The relationship between the Ministry of Justice and the Home Office in recent years has been a toxic one where the MoJ has been routinely abused, according to former justice secretary Sir Robert Buckland.
Recalling the state of play when he was appointed to the role by then prime minister Boris Johnson in 2019, he said: “We’d been curled up in the corner for years, in the foetal position, in the crouched position in the corner, especially vis-à-vis the Home Office. The relationship, I thought was frankly entirely dysfunctional.”
Buckland revealed the poor state of relations between the departments during an interview for the Institute for Government’s Ministers Reflect series which was released this week.
“I thought the Home Office had got used to being the dominant partner – I’m not going to exaggerate here, it was almost like some sort of unequal relationship where one partner thought they could abuse the other and talk down to the MoJ.” He added: “I thought, “I’m not having this. I’m not having this at all. It’s outrageous. I expected a mutually respectful arrangement.”
Buckland described how he enlisted the support of Priti Patel, the then home secretary, in establishing “a much better equilibrium between the two departments".
"I think we institutionalised much more of a dialogue between the perm secs, which has carried on to this day between Antonia [Romeo, MoJ permanent secretary] and Matthew Rycroft [Home Office permanent secretary]. Because prior to that, I wasn’t sure that much of that was going on," Buckland said.
He did not mention Sir Philip Rutnam, who was permanent secretary at the Home Office between 2017 and 2020. However, he referenced Sir Richard Heaton, permanent secretary at the MoJ from 2015 to 2020, when commenting on how things had changed by the time he was replaced as justice secretary in 2021.
“In terms of relationships between ministers, private office and the department, I’m extremely proud that when I left the MoJ, it was a much happier and more efficient place than when I joined it. That’s no criticism of the people involved. I thought Richard Heaton was an excellent perm sec and I loved working with him, and I would’ve been happy for him to carry on, putting my cards on the table.”
He added: “But Antonia was somebody who I’d worked with and knew before, and therefore I was more than happy to work with her as well.”
Some of the decision making at the MoJ when he arrived “was a bit slow.” He said: “We sped up a lot of the processes, mainly because I believe in quite a flat structure when it comes to the civil service. My view, is that DGs and directors are wonderful, but I’m not interested in titles.”
Buckland commented: “I want to know the people who know the subject, so if Bob in widgets is an HEO who has been there for 30 years, I want to talk to him. I don’t want to translate via a director – what a waste of time. The poor director or DG has got enough on their plate.”
He also raises the issue of how permanent secretaries are selected, when paying tribute to Mike Driver, who was his “excellent interim perm sec” between Heaton’s departure and Romero’s appointment.
"There’s a lot I could say about the appointments procedure. Mike didn’t fit the stereotype of a perm sec and I think the civil service needs to ask some questions about why somebody as good as him wasn’t seen to be over the line in terms of being a permanent secretary.”

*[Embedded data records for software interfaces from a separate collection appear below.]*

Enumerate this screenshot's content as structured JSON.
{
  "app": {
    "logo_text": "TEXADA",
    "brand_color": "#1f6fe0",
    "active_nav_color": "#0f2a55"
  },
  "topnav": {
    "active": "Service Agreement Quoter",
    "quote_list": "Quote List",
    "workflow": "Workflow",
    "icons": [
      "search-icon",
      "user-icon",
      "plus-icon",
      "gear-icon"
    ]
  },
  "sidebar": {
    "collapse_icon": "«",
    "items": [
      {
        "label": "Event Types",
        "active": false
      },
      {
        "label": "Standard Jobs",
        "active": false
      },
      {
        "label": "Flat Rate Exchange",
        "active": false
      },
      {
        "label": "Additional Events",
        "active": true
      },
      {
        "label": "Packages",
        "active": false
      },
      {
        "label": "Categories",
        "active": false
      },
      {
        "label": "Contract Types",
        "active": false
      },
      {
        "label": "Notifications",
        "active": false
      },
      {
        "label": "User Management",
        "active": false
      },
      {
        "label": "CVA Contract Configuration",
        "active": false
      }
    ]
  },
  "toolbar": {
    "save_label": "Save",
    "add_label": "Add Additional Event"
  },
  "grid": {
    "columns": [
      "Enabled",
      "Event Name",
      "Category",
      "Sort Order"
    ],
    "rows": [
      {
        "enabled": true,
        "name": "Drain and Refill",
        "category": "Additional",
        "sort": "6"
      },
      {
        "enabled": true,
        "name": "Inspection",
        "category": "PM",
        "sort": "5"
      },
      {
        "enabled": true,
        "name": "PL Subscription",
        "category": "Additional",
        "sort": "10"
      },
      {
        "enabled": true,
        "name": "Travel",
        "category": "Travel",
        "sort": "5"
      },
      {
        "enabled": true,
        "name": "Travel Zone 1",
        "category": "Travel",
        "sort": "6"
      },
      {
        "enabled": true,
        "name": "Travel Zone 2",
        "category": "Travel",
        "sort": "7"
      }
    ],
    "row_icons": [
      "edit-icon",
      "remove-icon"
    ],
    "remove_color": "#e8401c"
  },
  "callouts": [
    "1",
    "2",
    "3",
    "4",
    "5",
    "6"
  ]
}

In his view, Driver “excelled” in everything he did.
In the in-depth interview, which took place in June this year but was only released this week, Buckland also reflected on his frustrations dealing with HM Courts and Tribunals Service.
He described it as “this odd hybrid body” where he had “some disagreements” with the then chief executive Susan Acland-Hood, who is now permanent secretary at the DfE.
“I always had a sense there that I was one remove from being able to pull the levers, which I found very frustrating.”
Getting temporary courts set up during the pandemic was “a bit like dealing with golden syrup – is it ever going to come off the spoon?” Buckland said: “I had a lot of moments like that with the courts service. It led me to the conclusion that the lord chancellor needs to have more control.”
Buckland also reflected on his roles prior to becoming justice secretary.
Buckland said as solicitor general "what always was of concern to me was the lack of understanding by other ministers about the true role of the law officers – it was a constant job of educating other ministers about what the limitations of our role were," he said.
The Conservative MP also referenced his stint at Wales secretary last year, where he claimed that the civil servants in the department “seemed to be very pleased to have a secretary of state who had been in a big department".
"That was a novel and good experience for them, in that I’d come in with all that knowledge and they enjoyed that," Buckland said.
Buckland's tenure came to an abrupt end when Liz Truss stepped down as prime minister last October.
Commenting on the Truss government, he said the “execution was not right” and that “No.10 had been cleared out of virtually everybody, in fact everybody I think, apart from the permanent staff”. This meant there was “a complete lack of any institutional memory whatsoever” and “I’m not sure, therefore, that they were in the best position to make such big decisions on some of these fiscal matters”, Buckland said.